From the TUC

Wages fell £500 last year – 2015 needs a pay rise

01 Jan 2015, by in Politics

Despite the recovery, 2014 has been another miserable year for living standards. The average wage is now worth £50 a week less than when the government came to power.

And current policies offer little relief. The Office for Budgetary Responsibility forecast, released with the Autumn Statement, shows growth weakening before the vast majority of workers have seen any benefit from the recovery.

If the Chancellor gets the opportunity to make the deep and rapid cuts he plans for after the election, it will not just damage our social fabric, but hinder recovery just as much as his cuts did after the last election.

We know the Conservative manifesto will seek to make legal strikes so difficult that they effectively end the right to strike. If ever implemented this would weaken the union hand in every negotiation, further depressing wages across the economy.

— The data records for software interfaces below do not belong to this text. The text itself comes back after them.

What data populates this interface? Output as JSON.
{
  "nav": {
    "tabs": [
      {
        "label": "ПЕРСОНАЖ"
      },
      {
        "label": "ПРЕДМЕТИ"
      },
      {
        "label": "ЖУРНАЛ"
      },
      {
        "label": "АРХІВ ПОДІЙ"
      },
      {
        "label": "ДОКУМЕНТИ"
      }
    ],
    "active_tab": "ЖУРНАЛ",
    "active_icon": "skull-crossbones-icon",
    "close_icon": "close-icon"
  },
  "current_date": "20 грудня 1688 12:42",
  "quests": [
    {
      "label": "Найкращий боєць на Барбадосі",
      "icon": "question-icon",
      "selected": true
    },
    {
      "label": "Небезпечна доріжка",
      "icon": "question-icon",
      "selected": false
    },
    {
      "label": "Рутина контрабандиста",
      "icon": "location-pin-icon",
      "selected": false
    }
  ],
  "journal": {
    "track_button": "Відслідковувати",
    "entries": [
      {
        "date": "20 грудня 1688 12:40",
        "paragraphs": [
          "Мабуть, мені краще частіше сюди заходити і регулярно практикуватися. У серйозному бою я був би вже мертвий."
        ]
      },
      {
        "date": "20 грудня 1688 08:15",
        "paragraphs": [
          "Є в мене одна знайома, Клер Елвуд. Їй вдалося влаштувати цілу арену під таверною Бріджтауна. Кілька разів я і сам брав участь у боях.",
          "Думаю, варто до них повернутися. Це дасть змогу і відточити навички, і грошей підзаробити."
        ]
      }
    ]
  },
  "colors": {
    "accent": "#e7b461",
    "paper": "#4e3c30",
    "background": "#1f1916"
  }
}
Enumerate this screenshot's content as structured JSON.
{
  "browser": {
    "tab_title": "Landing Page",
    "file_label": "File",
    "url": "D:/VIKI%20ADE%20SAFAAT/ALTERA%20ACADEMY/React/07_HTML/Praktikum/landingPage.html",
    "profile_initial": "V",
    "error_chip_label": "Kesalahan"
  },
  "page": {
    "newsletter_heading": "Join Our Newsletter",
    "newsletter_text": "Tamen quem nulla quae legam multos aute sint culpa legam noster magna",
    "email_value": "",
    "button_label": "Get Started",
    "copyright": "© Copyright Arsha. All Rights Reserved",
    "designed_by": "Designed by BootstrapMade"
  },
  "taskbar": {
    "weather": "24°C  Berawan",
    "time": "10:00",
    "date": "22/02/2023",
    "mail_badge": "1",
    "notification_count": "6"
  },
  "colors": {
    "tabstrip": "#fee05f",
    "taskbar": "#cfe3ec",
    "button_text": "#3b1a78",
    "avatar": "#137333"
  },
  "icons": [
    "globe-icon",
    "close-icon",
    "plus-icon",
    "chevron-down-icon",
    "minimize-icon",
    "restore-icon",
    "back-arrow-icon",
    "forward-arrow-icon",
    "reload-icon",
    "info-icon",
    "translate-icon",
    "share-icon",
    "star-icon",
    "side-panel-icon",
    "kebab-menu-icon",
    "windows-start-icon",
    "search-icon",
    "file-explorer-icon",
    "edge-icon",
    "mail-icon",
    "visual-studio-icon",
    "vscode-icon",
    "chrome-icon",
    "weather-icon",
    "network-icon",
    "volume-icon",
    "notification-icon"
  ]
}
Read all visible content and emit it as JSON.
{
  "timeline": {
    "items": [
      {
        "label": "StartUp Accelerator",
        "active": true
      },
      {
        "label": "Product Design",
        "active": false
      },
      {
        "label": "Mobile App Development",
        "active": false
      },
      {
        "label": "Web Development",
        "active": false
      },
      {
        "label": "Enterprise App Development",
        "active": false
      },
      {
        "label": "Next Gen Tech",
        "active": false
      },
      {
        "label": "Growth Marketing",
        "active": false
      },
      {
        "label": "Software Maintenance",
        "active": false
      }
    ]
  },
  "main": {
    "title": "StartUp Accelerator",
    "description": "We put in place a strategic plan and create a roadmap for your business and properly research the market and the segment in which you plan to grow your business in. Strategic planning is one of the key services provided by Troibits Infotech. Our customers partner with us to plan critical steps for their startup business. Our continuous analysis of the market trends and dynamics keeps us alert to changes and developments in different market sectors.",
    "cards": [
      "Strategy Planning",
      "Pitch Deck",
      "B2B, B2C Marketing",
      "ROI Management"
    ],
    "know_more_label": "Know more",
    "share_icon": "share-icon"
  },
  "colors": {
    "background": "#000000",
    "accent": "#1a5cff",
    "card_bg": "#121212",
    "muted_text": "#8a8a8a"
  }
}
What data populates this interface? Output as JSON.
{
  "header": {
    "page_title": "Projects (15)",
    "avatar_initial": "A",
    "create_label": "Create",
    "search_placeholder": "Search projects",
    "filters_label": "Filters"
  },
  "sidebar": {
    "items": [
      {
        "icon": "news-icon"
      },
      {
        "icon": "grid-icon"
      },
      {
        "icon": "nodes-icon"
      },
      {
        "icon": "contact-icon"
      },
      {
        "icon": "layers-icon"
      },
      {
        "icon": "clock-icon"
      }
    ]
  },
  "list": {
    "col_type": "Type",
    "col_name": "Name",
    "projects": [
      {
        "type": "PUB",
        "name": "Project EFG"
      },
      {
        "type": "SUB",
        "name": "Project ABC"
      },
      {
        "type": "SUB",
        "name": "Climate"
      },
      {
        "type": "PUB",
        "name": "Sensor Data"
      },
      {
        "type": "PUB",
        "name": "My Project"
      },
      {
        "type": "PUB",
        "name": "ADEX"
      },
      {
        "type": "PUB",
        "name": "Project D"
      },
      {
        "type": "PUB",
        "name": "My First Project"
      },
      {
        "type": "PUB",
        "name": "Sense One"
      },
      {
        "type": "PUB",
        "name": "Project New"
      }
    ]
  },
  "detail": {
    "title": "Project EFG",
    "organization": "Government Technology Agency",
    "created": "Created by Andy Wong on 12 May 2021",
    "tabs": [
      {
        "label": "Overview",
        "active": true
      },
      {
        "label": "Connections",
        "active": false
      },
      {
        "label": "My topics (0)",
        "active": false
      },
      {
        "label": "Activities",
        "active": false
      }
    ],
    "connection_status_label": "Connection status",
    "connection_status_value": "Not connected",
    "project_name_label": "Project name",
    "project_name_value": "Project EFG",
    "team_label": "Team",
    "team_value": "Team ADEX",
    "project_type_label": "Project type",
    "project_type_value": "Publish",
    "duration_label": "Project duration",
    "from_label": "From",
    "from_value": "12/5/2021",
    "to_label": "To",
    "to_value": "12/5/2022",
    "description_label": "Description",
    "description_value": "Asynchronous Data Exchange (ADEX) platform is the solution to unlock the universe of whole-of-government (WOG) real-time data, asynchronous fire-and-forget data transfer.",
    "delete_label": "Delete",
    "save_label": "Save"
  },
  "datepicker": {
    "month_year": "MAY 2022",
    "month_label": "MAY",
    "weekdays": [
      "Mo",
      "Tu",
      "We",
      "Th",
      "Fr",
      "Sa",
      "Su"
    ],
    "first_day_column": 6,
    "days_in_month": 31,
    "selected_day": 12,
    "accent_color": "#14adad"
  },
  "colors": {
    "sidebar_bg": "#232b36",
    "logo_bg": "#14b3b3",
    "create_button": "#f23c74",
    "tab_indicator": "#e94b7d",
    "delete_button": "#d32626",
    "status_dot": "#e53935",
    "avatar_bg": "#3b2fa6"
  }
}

Our basic problem is that we have rebalanced the economy in the wrong direction. We have become very good at creating low-paid and precarious jobs, but have failed to invest in good, well-paid jobs that make the most of people’s skills and abilities.

This is why the Chancellor has failed to reduce the deficit. He has been an enthusiastic cutter, but seemed to forget that a low-wage economy undermines the tax take.

In 2015 we need a fresh start. Employers are beginning to recognise that a low wage economy is holding back growth. It is time to turn their words into action because businesses need customers with money in their pockets. Government, employers and unions must work together to promote wage led growth.

This means increasing pay for those at the bottom with a higher minimum wage and spreading the living wage.

But it also means better pay for those in the middle, and a real drive to create secure, skilled jobs on decent pay rather than relying on zero-hours, involuntary part-time work and low-paid self-employment to keep the jobless figures down. This needs active industrial policies that help create good jobs and investment in infrastructure we need to underpin success.

In 2015 we should start to reduce the growing gap between those at the top and the rest. That means putting workers on remuneration committees and using the tax system to bear down on top pay.

Voters have never been more disillusioned with politics. This has been driven by macho-politics which I worry will only get worse in the lead-up to the election. What we need rather than sound-bites and gaffe hunts is a grown up debate about the issues that really matter to working people – decent jobs, fair pay, the NHS and whether our children can ever afford to get a foot on the housing ladder.

We already know enough about the manifestos to see that this will be one contest when no-one can say the parties will all be the same. The Autumn Statement opened up a huge choice in British politics between radical cuts and pay freezes versus investment for the future and a strategy for decent jobs, homes and living standards.

2015 needs to be the year when we ensure the recovery, share its proceeds fairly and start to undo the damage done to our public services and welfare state by the crash and its aftermath.

2 Responses to Wages fell £500 last year – 2015 needs a pay rise

  1. Les Mondry-Flesch
    Jan 4th 2015, 9:15 am

    I think Frances is wrong. Osborne didn’t ‘forget that a low-wage economy undermines the tax take’.

    These people don’t believe in tax at all but are so economically illiterate that they can’t see that the policies they are pursuing are counterproductive.

    Indeed, their explanations for what they are doing, such as they are, are a variation of an old joke; an economist is someone who will tell you that something that doesn’t work in practice, works perfectly well in theory.

  2. news: Fresh start or same old story? Three resolutions for a wage-led recovery in 2015 – from
    Jan 12th 2015, 9:30 am

    […] Osborne’s Autumn Statement [has] opened up a “huge choice in British politics,” according to the TUC’s Frances O’Grady, “between radical cuts and pay freezes versus investment for the future and a strategy for decent […]